Add To Cart
Add To Cart
It should take little convincing to acknowledge the emerging importance of the Kingdom of God in theology, New Testament studies, and the life of the church today. Perhaps central to the New Testament itself, this theme is re-aligning much of the church to her true identity and mission in the world.
But what exactly is the Kingdom of God? In this book, Nicholas Perrin explores this dominant metaphor, a metaphor that is paradoxically the meta-center and the mystery in Jesus’ proclamation. After canvassing interpretations by figures from Ritschl to N. T. Wright, Perrin examines the “what, who, and how” questions of the Kingdom. In his sweepingly comprehensive study, Perrin argues that the Kingdom is inaugurated in Jesus’ earthly ministry, but its final development awaits later events in history. In between the times, however, the people of God are called to participate in the reign of God by living out the distinctly Kingdom-ethic through hope, forgiveness, love, and prayer.
|Title: The Kingdom of God: A Biblical Theology|
By: Nicholas Perrin
Number of Pages: 262
Publication Date: 2019
|Dimensions: 7.17 X 4.71 (inches)|
Weight: 1 pound
Series: Biblical Theology for Life
Stock No: WW499854
The Mission of God's People: A Biblical Theology of the Church's MissionChristopher J.H. WrightZondervan / 2010 / Trade Paperback$23.99 Retail:
$32.99Save 27% ($9.00)
Mission of God's People - Video Lecture Course BundleChristopher J.H. WrightZondervan / 2010 / Other, N/A$38.49 Retail:
$72.97Save 47% ($34.48)
Nicholas Perrin (PhD, Marquette University) is Franklin S. Dryness Professor of Biblical Studies at Wheaton College in Wheaton, Illinois. Between 2000 and 2003 he was Research Assistant to Nicholas T. Wright. He is author of numerous books, including Thomas: The Other Gospel, Lost in Transmission, and Jesus the Temple.
Jonathan Lunde (PhD, Trinity Evangelical Divinity School) is associate professor of biblical and theological studies at Talbot School of Theology of Biola University. He is coeditor (with Kenneth Berding) of Three Views on the New Testament Use of the Old Testament and has contributed articles to The Dictionary of Jesus and the Gospels and the New Dictionary of Biblical Theology. Jon and his wife, Pamela, have three children and reside in Brea, California.
Perrin does a great job in tracing the theology of the kingdom of God from its beginning in Genesis, through the Old Testament, to its proclamation in the Gospels. His insight on the relationship between the I am sayings in Johns Gospel and the kingdom is intriguing, spurring readers to rethink the significance of familiar scriptural passages. Most importantly, Perrin guides his readers to reflect on the relevance of the kingdom in their lives and how to live out the core values of the kingdom today.

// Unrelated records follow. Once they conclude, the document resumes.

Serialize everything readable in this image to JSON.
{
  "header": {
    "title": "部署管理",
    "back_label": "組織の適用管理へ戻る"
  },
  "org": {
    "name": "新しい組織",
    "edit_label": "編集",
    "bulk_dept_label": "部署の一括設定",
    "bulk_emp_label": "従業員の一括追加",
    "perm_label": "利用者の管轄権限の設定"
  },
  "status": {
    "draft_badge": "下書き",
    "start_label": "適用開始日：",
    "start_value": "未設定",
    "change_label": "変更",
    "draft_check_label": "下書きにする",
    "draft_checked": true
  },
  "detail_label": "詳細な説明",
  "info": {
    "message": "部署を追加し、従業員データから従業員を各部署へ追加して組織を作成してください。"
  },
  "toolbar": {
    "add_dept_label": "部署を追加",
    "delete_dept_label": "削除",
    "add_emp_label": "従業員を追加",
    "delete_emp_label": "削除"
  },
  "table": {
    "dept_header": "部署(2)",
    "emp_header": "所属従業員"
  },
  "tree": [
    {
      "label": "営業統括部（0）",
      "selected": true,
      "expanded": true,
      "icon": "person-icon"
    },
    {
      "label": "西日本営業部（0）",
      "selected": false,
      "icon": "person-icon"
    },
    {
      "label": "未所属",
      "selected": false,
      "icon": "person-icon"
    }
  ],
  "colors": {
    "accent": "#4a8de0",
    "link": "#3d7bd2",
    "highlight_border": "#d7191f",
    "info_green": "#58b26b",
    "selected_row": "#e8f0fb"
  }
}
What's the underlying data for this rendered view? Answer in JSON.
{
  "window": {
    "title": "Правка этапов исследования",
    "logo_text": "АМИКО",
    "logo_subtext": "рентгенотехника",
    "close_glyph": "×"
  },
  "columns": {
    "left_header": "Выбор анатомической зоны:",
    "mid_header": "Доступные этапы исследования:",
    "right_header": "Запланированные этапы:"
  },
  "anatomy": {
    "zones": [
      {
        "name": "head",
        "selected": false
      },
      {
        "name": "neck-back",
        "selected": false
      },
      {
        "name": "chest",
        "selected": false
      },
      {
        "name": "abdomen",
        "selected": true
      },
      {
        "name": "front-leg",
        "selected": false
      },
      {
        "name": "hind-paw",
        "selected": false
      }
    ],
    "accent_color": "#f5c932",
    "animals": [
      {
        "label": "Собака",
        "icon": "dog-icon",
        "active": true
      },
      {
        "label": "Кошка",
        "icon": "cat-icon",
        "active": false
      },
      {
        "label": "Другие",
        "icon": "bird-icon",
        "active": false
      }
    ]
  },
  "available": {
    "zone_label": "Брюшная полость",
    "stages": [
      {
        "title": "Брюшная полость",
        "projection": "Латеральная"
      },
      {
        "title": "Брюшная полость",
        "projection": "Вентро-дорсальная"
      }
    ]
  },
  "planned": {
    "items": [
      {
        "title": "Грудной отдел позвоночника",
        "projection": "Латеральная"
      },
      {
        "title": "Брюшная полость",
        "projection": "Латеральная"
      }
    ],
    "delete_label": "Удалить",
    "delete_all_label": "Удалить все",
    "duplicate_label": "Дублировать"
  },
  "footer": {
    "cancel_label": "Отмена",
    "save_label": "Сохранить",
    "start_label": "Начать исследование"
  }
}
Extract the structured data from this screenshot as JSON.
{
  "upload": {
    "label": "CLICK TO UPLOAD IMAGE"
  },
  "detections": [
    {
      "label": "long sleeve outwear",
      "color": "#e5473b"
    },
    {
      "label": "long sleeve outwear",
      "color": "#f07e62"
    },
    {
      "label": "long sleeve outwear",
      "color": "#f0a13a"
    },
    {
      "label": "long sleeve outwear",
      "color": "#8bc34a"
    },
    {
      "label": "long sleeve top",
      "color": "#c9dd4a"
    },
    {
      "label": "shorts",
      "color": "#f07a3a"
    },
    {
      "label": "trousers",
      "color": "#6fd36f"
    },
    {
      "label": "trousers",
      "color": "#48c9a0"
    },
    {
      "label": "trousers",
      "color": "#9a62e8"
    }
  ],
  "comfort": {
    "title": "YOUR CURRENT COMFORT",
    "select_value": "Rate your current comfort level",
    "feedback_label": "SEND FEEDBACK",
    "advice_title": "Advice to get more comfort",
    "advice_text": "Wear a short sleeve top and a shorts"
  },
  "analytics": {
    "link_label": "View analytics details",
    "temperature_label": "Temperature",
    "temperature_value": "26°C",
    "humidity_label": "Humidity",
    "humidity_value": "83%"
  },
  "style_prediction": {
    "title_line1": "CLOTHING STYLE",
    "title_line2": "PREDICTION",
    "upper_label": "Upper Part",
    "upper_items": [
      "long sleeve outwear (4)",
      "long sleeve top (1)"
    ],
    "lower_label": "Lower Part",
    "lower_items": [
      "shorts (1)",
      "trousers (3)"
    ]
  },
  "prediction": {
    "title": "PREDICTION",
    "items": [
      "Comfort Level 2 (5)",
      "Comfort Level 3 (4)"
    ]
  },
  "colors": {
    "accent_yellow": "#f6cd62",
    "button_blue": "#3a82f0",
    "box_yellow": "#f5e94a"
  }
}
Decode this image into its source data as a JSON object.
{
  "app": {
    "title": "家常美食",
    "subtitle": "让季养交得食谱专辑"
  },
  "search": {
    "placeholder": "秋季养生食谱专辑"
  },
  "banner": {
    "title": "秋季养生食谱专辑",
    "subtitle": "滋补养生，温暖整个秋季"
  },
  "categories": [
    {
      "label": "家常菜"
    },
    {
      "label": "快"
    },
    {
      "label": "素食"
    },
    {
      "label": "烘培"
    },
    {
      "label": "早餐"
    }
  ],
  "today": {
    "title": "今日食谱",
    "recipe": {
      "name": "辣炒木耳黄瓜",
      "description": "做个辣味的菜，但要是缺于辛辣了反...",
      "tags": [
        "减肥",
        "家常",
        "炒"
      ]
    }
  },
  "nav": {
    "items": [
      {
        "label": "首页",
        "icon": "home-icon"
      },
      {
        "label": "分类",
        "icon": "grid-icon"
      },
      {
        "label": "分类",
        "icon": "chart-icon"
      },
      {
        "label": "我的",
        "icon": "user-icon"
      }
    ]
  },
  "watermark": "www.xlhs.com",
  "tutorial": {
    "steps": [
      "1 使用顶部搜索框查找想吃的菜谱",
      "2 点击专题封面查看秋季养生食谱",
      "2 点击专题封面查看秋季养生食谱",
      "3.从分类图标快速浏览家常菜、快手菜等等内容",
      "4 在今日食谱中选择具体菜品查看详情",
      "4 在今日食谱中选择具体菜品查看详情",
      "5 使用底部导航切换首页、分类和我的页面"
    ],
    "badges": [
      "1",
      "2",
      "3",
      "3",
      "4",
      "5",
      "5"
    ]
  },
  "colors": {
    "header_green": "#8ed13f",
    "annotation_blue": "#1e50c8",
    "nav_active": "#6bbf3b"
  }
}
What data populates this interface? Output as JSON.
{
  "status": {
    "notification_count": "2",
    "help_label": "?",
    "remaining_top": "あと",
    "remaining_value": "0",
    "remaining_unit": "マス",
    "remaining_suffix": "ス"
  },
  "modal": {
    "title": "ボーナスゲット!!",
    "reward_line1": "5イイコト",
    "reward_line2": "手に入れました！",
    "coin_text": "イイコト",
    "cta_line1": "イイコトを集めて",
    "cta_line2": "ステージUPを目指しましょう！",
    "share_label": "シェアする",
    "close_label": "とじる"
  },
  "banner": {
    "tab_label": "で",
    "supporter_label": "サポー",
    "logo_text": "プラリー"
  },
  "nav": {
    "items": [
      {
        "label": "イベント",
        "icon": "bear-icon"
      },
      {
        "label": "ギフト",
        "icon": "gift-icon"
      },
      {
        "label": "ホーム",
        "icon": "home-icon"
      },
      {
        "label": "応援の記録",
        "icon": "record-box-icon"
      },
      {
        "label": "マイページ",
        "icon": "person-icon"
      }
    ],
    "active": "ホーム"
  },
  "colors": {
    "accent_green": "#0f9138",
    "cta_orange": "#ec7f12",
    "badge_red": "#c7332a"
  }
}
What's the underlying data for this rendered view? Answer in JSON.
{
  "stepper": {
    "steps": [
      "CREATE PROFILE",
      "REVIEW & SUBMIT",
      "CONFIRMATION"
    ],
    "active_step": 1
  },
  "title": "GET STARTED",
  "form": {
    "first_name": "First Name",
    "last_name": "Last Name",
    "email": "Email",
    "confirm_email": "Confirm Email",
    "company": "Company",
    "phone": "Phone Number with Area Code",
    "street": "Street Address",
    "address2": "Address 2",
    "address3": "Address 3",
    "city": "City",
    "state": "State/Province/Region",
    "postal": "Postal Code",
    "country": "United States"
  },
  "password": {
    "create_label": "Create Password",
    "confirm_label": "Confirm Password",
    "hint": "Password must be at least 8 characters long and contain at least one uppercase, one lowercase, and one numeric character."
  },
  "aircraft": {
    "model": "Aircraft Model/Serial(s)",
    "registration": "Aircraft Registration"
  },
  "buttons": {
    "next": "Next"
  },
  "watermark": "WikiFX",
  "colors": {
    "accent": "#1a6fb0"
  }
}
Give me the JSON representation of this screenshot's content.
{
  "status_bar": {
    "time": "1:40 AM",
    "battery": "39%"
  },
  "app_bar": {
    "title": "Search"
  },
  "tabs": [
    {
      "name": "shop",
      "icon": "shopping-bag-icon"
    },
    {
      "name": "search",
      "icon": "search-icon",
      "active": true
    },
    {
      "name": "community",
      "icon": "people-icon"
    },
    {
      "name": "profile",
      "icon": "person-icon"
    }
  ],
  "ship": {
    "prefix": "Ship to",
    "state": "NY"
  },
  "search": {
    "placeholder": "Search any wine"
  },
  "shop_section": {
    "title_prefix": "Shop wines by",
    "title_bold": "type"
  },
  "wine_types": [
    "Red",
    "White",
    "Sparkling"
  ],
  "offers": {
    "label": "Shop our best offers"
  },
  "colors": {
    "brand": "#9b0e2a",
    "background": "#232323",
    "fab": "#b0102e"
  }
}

Few academics have the ability to explain a complex topic in terms that lay audiences will both understand and enjoy, but Nicholas Perrin has done just that. He patiently and skillfully walks the reader through one of the central themes of the Bible, elucidating the story (and the reality) of Gods kingdom---past, present, and future---as it is revealed in the Old and New Testaments. We are left not only with a clear and awe-inspiring view of the kingdom of God, but Perrin gives us practical stepping-stones to take us from biblical theology to real life. Thank you, Nick Perrin. You have done us a tremendous service in writing this book.
While Christians everywhere dedicate themselves to inviting others into the kingdom of God, countless many (if theyre honest with themselves) find themselves mildly confused by the concept. Taking aim at todays confusion, Perrins book offers a fresh, compelling, and biblically rooted vision of the kingdom, giving us new eyes on not just the what, who, when, where, and how of the kingdom, but also why the kingdom matters for everyone.
Avoiding both oversimplification and hyper-technicality, Perrin addresses a wide sweep of questions and issues regarding Jesuss central message . . . and continuing mission, through the church and beyond. The work of understanding the kingdom of God is a holy obligation, the author writes, and this volume furnishes essential resources. Informed by discussion across the sweep of Christian tradition (and sometimes secular punditry), Perrin effectively marshals his Gospels expertise to produce an incisive study of a controversial topic. I believe the ways he maps challenges and arrives at proposals will not only enhance understanding but also deepen Christians daily petition to the Father: Your kingdom come.